__Task__
Drop the pictures and repeat the remaining data exactly.

__App and web page records__
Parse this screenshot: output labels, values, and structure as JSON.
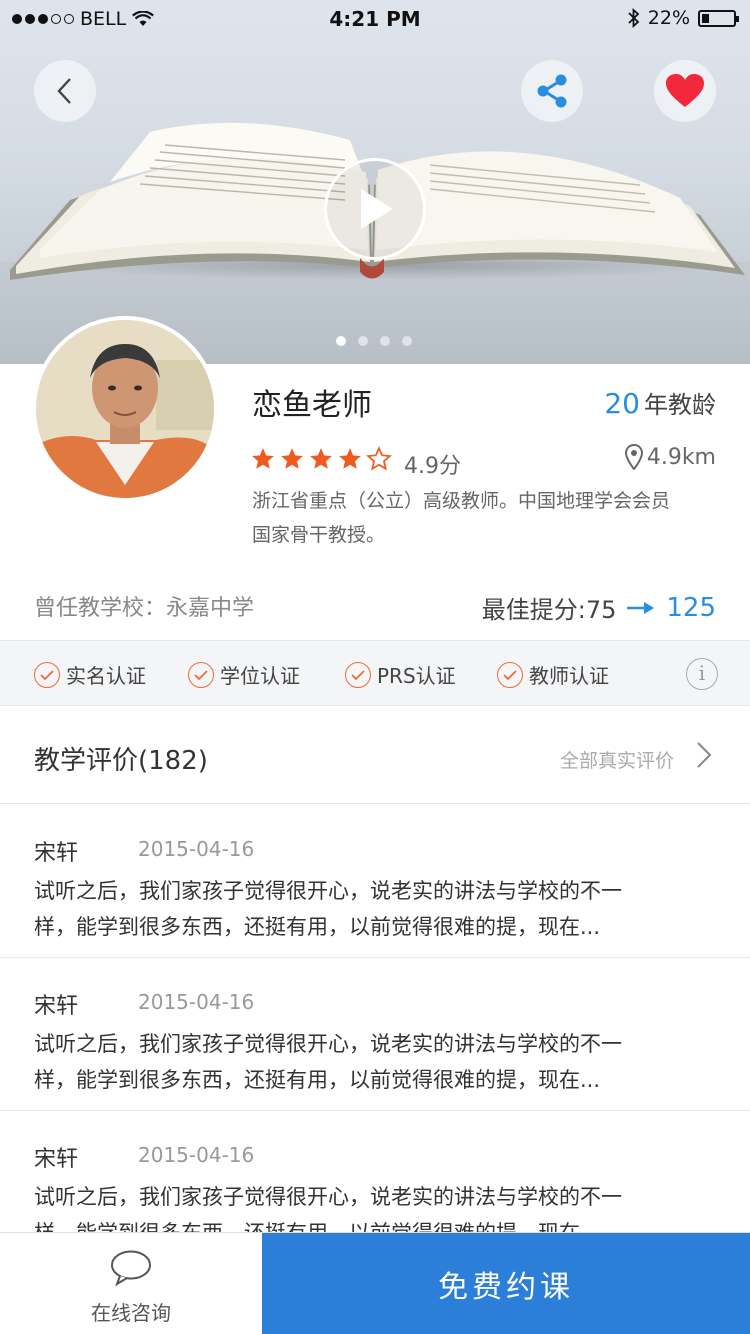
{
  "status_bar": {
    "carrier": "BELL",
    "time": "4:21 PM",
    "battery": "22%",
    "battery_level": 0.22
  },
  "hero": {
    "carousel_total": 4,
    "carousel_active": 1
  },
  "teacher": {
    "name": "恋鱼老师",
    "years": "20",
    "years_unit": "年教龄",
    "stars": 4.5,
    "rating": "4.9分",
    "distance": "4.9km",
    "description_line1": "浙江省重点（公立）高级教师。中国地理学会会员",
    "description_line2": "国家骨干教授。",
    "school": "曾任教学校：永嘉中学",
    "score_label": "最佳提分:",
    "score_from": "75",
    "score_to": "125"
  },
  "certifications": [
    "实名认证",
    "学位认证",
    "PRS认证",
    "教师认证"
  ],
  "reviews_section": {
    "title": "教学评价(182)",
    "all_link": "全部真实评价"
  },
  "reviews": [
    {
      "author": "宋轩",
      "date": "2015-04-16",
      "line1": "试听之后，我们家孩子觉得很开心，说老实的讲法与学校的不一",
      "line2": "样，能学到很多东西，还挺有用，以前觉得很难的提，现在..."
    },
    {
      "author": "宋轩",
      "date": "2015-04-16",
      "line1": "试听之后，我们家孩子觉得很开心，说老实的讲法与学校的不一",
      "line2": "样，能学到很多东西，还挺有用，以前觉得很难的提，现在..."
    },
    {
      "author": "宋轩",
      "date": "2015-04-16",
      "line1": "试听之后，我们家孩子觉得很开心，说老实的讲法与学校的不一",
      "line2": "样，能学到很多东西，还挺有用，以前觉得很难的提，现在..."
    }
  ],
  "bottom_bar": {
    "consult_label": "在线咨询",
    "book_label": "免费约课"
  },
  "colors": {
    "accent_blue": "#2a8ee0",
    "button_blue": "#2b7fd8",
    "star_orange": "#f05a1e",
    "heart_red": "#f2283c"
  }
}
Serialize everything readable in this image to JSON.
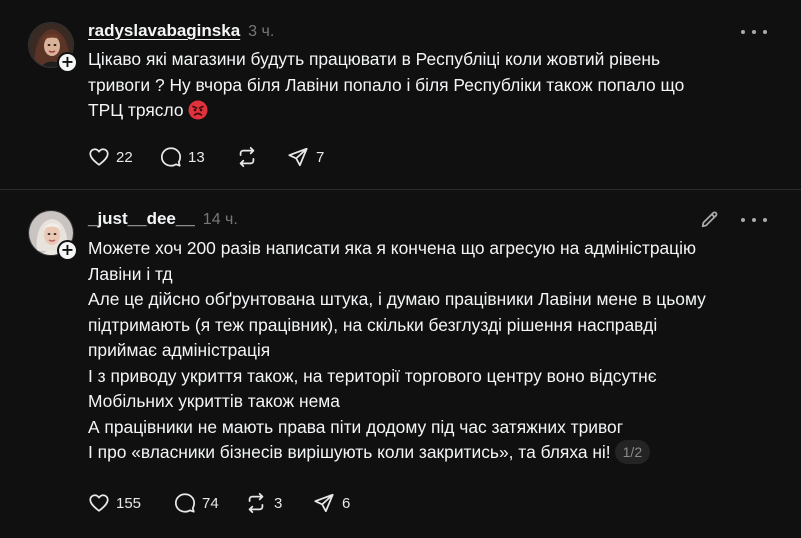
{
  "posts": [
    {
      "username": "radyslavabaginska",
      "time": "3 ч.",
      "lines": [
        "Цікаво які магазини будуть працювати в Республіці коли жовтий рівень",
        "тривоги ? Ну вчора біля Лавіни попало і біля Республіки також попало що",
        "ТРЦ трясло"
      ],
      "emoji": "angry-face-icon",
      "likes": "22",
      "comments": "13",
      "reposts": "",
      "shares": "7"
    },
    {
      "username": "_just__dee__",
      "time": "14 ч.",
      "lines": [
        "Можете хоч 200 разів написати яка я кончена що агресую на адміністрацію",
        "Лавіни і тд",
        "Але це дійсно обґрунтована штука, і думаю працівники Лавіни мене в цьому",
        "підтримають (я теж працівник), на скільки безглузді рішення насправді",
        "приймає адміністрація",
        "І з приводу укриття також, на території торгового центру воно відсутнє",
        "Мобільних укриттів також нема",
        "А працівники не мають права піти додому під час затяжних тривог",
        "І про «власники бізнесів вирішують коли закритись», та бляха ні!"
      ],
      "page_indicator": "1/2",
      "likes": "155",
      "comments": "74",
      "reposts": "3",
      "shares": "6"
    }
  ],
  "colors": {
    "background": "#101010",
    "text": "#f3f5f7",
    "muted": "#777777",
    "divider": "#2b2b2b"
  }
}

__Answer section__
Parse this screenshot: output labels, values, and structure as JSON.
{
  "status_bar": {
    "carrier": "BELL",
    "time": "4:21 PM",
    "battery": "22%",
    "battery_level": 0.22
  },
  "hero": {
    "carousel_total": 4,
    "carousel_active": 1
  },
  "teacher": {
    "name": "恋鱼老师",
    "years": "20",
    "years_unit": "年教龄",
    "stars": 4.5,
    "rating": "4.9分",
    "distance": "4.9km",
    "description_line1": "浙江省重点（公立）高级教师。中国地理学会会员",
    "description_line2": "国家骨干教授。",
    "school": "曾任教学校：永嘉中学",
    "score_label": "最佳提分:",
    "score_from": "75",
    "score_to": "125"
  },
  "certifications": [
    "实名认证",
    "学位认证",
    "PRS认证",
    "教师认证"
  ],
  "reviews_section": {
    "title": "教学评价(182)",
    "all_link": "全部真实评价"
  },
  "reviews": [
    {
      "author": "宋轩",
      "date": "2015-04-16",
      "line1": "试听之后，我们家孩子觉得很开心，说老实的讲法与学校的不一",
      "line2": "样，能学到很多东西，还挺有用，以前觉得很难的提，现在..."
    },
    {
      "author": "宋轩",
      "date": "2015-04-16",
      "line1": "试听之后，我们家孩子觉得很开心，说老实的讲法与学校的不一",
      "line2": "样，能学到很多东西，还挺有用，以前觉得很难的提，现在..."
    },
    {
      "author": "宋轩",
      "date": "2015-04-16",
      "line1": "试听之后，我们家孩子觉得很开心，说老实的讲法与学校的不一",
      "line2": "样，能学到很多东西，还挺有用，以前觉得很难的提，现在..."
    }
  ],
  "bottom_bar": {
    "consult_label": "在线咨询",
    "book_label": "免费约课"
  },
  "colors": {
    "accent_blue": "#2a8ee0",
    "button_blue": "#2b7fd8",
    "star_orange": "#f05a1e",
    "heart_red": "#f2283c"
  }
}
Serialize everything readable in this image to JSON.
{
  "posts": [
    {
      "username": "radyslavabaginska",
      "time": "3 ч.",
      "lines": [
        "Цікаво які магазини будуть працювати в Республіці коли жовтий рівень",
        "тривоги ? Ну вчора біля Лавіни попало і біля Республіки також попало що",
        "ТРЦ трясло"
      ],
      "emoji": "angry-face-icon",
      "likes": "22",
      "comments": "13",
      "reposts": "",
      "shares": "7"
    },
    {
      "username": "_just__dee__",
      "time": "14 ч.",
      "lines": [
        "Можете хоч 200 разів написати яка я кончена що агресую на адміністрацію",
        "Лавіни і тд",
        "Але це дійсно обґрунтована штука, і думаю працівники Лавіни мене в цьому",
        "підтримають (я теж працівник), на скільки безглузді рішення насправді",
        "приймає адміністрація",
        "І з приводу укриття також, на території торгового центру воно відсутнє",
        "Мобільних укриттів також нема",
        "А працівники не мають права піти додому під час затяжних тривог",
        "І про «власники бізнесів вирішують коли закритись», та бляха ні!"
      ],
      "page_indicator": "1/2",
      "likes": "155",
      "comments": "74",
      "reposts": "3",
      "shares": "6"
    }
  ],
  "colors": {
    "background": "#101010",
    "text": "#f3f5f7",
    "muted": "#777777",
    "divider": "#2b2b2b"
  }
}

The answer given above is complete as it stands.